He decided to buy another truck. He got a 1995 Kenworth T800. That’s when the real lessons came into play. I started driving more and more and we were the talk of the logging industry. He was on the front page of the Log Trucker magazine in September 2011.
After a year went by, in September 2012, we as a couple decided to expand the company and buy another truck. We found the most amazing one out there. An ’86 peterbilt 359 extended hood. Original paint and some bumps and bruises. But I didn’t care. It was a perfect fixer upper. At first he was a little bummed about the condition but after all the attention he got, he loved the truck. She was the mistress in this relationship!

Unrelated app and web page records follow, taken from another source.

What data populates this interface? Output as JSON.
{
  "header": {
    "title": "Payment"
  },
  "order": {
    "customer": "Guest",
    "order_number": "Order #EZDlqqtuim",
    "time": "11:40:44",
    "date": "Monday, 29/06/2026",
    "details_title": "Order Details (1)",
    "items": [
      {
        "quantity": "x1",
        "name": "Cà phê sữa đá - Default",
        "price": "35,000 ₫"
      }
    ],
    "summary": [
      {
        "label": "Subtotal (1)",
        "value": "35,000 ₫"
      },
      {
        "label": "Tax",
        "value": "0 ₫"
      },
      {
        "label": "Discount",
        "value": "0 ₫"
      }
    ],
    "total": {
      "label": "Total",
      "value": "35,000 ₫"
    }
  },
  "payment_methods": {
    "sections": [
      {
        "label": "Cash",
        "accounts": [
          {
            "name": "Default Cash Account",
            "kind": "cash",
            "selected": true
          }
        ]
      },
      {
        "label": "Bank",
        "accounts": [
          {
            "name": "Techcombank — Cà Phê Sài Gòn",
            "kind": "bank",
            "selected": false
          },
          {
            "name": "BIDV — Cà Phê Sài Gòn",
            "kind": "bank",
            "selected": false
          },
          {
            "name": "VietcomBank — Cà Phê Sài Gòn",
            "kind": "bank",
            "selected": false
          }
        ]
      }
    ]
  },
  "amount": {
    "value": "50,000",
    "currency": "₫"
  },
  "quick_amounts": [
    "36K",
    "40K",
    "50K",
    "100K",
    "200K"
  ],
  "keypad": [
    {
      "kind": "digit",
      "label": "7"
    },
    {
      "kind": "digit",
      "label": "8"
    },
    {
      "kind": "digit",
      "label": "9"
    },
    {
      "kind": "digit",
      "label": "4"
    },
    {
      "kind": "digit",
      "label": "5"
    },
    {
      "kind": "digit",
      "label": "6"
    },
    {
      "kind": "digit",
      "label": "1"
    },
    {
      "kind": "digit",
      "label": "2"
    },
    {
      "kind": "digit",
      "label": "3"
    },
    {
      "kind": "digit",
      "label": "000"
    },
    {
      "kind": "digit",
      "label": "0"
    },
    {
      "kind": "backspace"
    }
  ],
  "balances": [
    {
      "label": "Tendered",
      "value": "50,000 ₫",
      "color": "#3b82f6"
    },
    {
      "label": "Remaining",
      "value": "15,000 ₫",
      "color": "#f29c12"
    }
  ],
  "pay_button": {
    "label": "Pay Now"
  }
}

Tyson worked every day to make sure we had enough money for food on the table, an amazing house and to not have any late bills. Sadly, times got tough. We met a guy who needed a truck more than we did so we sold the T800 to him leaving us with the Mistress. (Smurfett was her actual name)
Things just kept breaking faster than we could keep up with. So an opportunity came up where Tyson could go over the road cattle hauling. He had always wanted to do that so I said, “Let’s make it happen!” We parked the Smurfett and hit the road.
We have been out here since May 2013. He works his butt off. Doesn’t sleep much, works ridiculous hours, smells like crap all the time, literally! He doesn’t eat very healthy and is on the phone 24/7. But he doesn’t complain at all. I couldn’t ask for a better person to be on the road with. He’s tough. He has a lot of patience with teaching me things and out here on the road is where I’ve gotten most of my driving experience. Most of the cattle haulers are impressed. I’m 20, and he’s 22 now. We live in an orange Peterbilt 379, pulling a bull rack. Some days I load and unload his trailer. I drive when he’s tired and push him to keep on truckin’ when we are almost there. I clean for him, check his livestock and get him food so that he can have that 10 minutes of rest. He oftentimes tells me to stay inside cause it’s hot out, or he doesn’t want me to get dirty, because he would rather go through the troubles.
I love my trucker for how optimistic he is. I love him for how hard he has worked the past two and a half years I’ve been with him. I love that he doesn’t give up. I love that no matter what the circumstances are out here, he hugs me every day and tells me it’s worth it. I love my trucker for keeping trucking alive, for keeping his head up when life is looking down, for planning our future together, for having hope that within a few months we will be back in his own truck doing what we love. It just takes time. I love my trucker for the life he leads at 22 years old. He will be an amazing husband to me, and father to my children some day. And for what we have, I will always stand by his side. I love my trucker for being a loyal man of his word, working for what he wants and making sure that even when times are tough, the time we spend together in this truck makes it all worth it.
"Until a formal regulation is established with clear guidelines and borders ...